[Dataset rows describing interfaces]

-- Opening Marker --

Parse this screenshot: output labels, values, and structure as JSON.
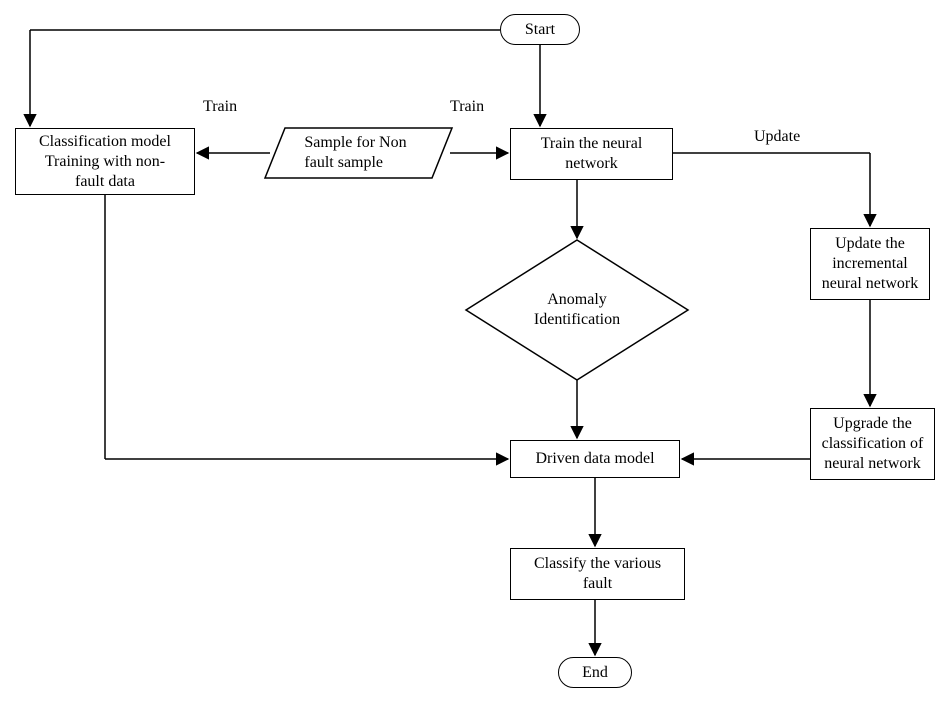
{
  "nodes": {
    "start": "Start",
    "classModel": "Classification model\nTraining with non-\nfault data",
    "sampleNonFault": "Sample for Non\nfault sample",
    "trainNN": "Train the neural\nnetwork",
    "anomaly": "Anomaly\nIdentification",
    "updateIncNN": "Update the\nincremental\nneural network",
    "upgradeClass": "Upgrade the\nclassification of\nneural network",
    "driven": "Driven data model",
    "classify": "Classify the various\nfault",
    "end": "End"
  },
  "labels": {
    "edgeTrain1": "Train",
    "edgeTrain2": "Train",
    "edgeUpdate": "Update"
  }
}
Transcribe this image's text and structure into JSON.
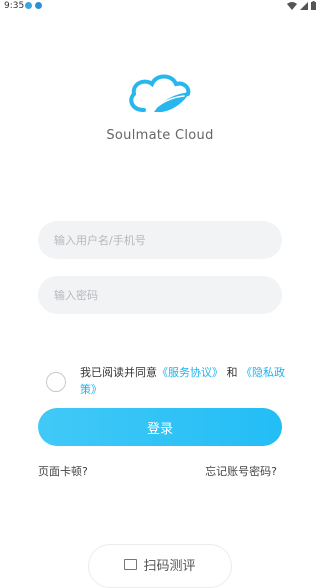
{
  "status_bar": {
    "time": "9:35"
  },
  "brand": {
    "name": "Soulmate Cloud"
  },
  "login_form": {
    "username_placeholder": "输入用户名/手机号",
    "password_placeholder": "输入密码"
  },
  "agreement": {
    "prefix": "我已阅读并同意",
    "service_link": "《服务协议》",
    "joiner": "和",
    "privacy_link": "《隐私政策》"
  },
  "actions": {
    "login_label": "登录",
    "page_stuck": "页面卡顿?",
    "forgot_password": "忘记账号密码?",
    "scan_test": "扫码测评"
  },
  "colors": {
    "accent": "#22bdf5",
    "field_bg": "#f2f3f5"
  }
}
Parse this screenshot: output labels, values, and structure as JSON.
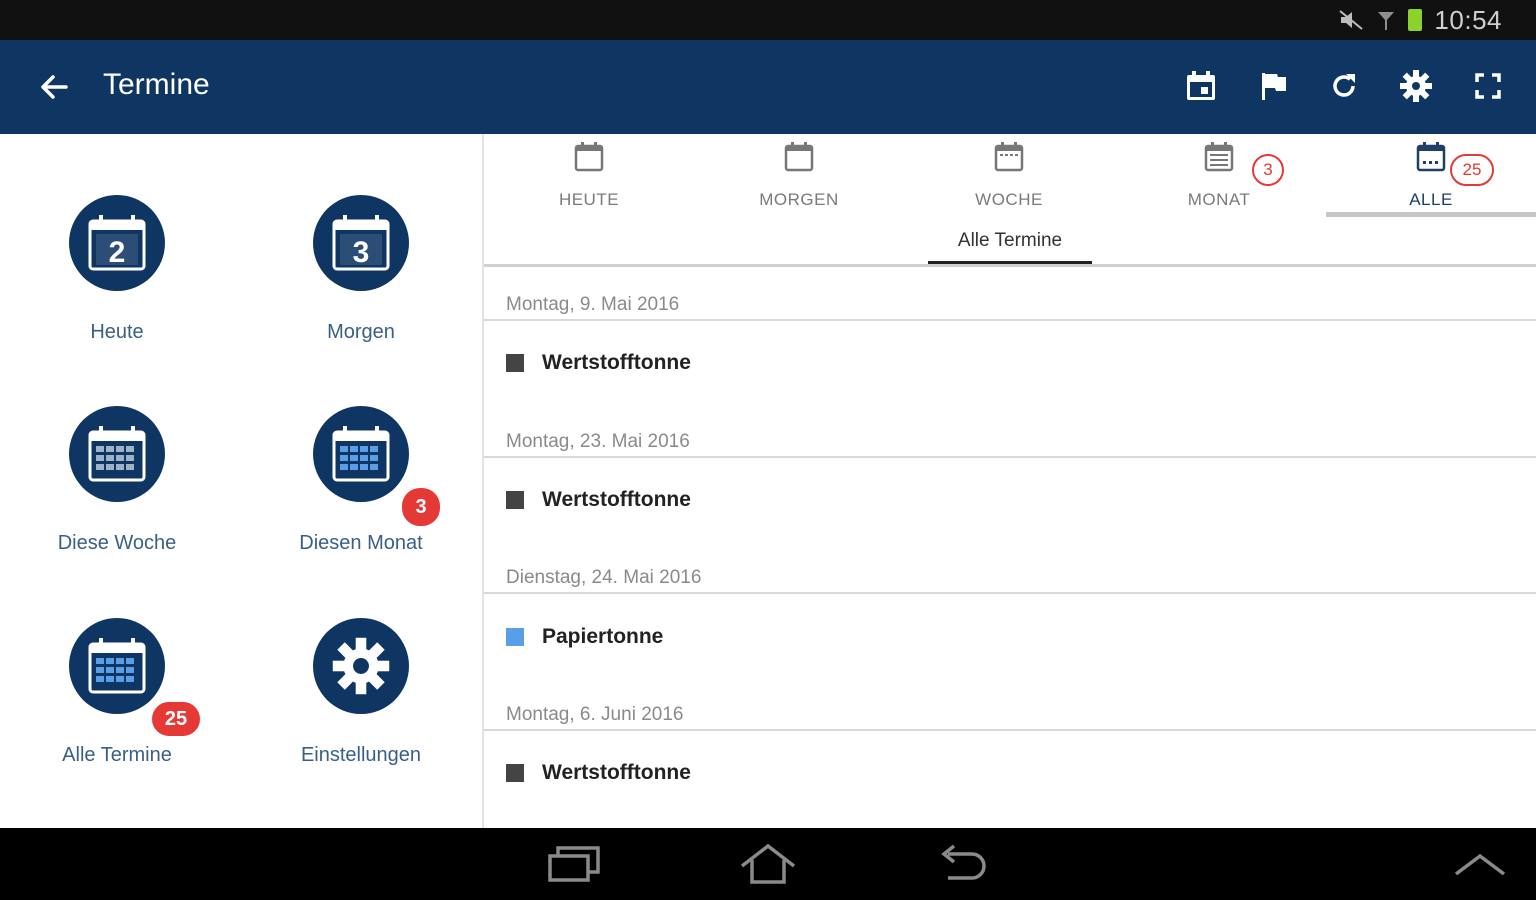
{
  "status": {
    "time": "10:54"
  },
  "appbar": {
    "title": "Termine"
  },
  "tiles": [
    {
      "label": "Heute",
      "day": "2"
    },
    {
      "label": "Morgen",
      "day": "3"
    },
    {
      "label": "Diese Woche"
    },
    {
      "label": "Diesen Monat",
      "badge": "3"
    },
    {
      "label": "Alle Termine",
      "badge": "25"
    },
    {
      "label": "Einstellungen"
    }
  ],
  "tabs": [
    {
      "label": "HEUTE"
    },
    {
      "label": "MORGEN"
    },
    {
      "label": "WOCHE"
    },
    {
      "label": "MONAT",
      "badge": "3"
    },
    {
      "label": "ALLE",
      "badge": "25"
    }
  ],
  "subtab": {
    "label": "Alle Termine"
  },
  "events": [
    {
      "date": "Montag, 9. Mai 2016",
      "name": "Wertstofftonne",
      "color": "#444444"
    },
    {
      "date": "Montag, 23. Mai 2016",
      "name": "Wertstofftonne",
      "color": "#444444"
    },
    {
      "date": "Dienstag, 24. Mai 2016",
      "name": "Papiertonne",
      "color": "#5b9ee8"
    },
    {
      "date": "Montag, 6. Juni 2016",
      "name": "Wertstofftonne",
      "color": "#444444"
    }
  ],
  "colors": {
    "primary": "#0f3663",
    "badge": "#e53935"
  }
}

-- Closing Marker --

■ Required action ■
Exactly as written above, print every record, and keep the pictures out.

■ Result ■
Parse this screenshot: output labels, values, and structure as JSON.
{
  "nodes": {
    "start": "Start",
    "classModel": "Classification model\nTraining with non-\nfault data",
    "sampleNonFault": "Sample for Non\nfault sample",
    "trainNN": "Train the neural\nnetwork",
    "anomaly": "Anomaly\nIdentification",
    "updateIncNN": "Update the\nincremental\nneural network",
    "upgradeClass": "Upgrade the\nclassification of\nneural network",
    "driven": "Driven data model",
    "classify": "Classify the various\nfault",
    "end": "End"
  },
  "labels": {
    "edgeTrain1": "Train",
    "edgeTrain2": "Train",
    "edgeUpdate": "Update"
  }
}
Transcribe this image's text and structure into JSON.
{
  "status_bar": {
    "time": "9:35"
  },
  "brand": {
    "name": "Soulmate Cloud"
  },
  "login_form": {
    "username_placeholder": "输入用户名/手机号",
    "password_placeholder": "输入密码"
  },
  "agreement": {
    "prefix": "我已阅读并同意",
    "service_link": "《服务协议》",
    "joiner": "和",
    "privacy_link": "《隐私政策》"
  },
  "actions": {
    "login_label": "登录",
    "page_stuck": "页面卡顿?",
    "forgot_password": "忘记账号密码?",
    "scan_test": "扫码测评"
  },
  "colors": {
    "accent": "#22bdf5",
    "field_bg": "#f2f3f5"
  }
}
Parse this screenshot: output labels, values, and structure as JSON.
{
  "status": {
    "time": "10:54"
  },
  "appbar": {
    "title": "Termine"
  },
  "tiles": [
    {
      "label": "Heute",
      "day": "2"
    },
    {
      "label": "Morgen",
      "day": "3"
    },
    {
      "label": "Diese Woche"
    },
    {
      "label": "Diesen Monat",
      "badge": "3"
    },
    {
      "label": "Alle Termine",
      "badge": "25"
    },
    {
      "label": "Einstellungen"
    }
  ],
  "tabs": [
    {
      "label": "HEUTE"
    },
    {
      "label": "MORGEN"
    },
    {
      "label": "WOCHE"
    },
    {
      "label": "MONAT",
      "badge": "3"
    },
    {
      "label": "ALLE",
      "badge": "25"
    }
  ],
  "subtab": {
    "label": "Alle Termine"
  },
  "events": [
    {
      "date": "Montag, 9. Mai 2016",
      "name": "Wertstofftonne",
      "color": "#444444"
    },
    {
      "date": "Montag, 23. Mai 2016",
      "name": "Wertstofftonne",
      "color": "#444444"
    },
    {
      "date": "Dienstag, 24. Mai 2016",
      "name": "Papiertonne",
      "color": "#5b9ee8"
    },
    {
      "date": "Montag, 6. Juni 2016",
      "name": "Wertstofftonne",
      "color": "#444444"
    }
  ],
  "colors": {
    "primary": "#0f3663",
    "badge": "#e53935"
  }
}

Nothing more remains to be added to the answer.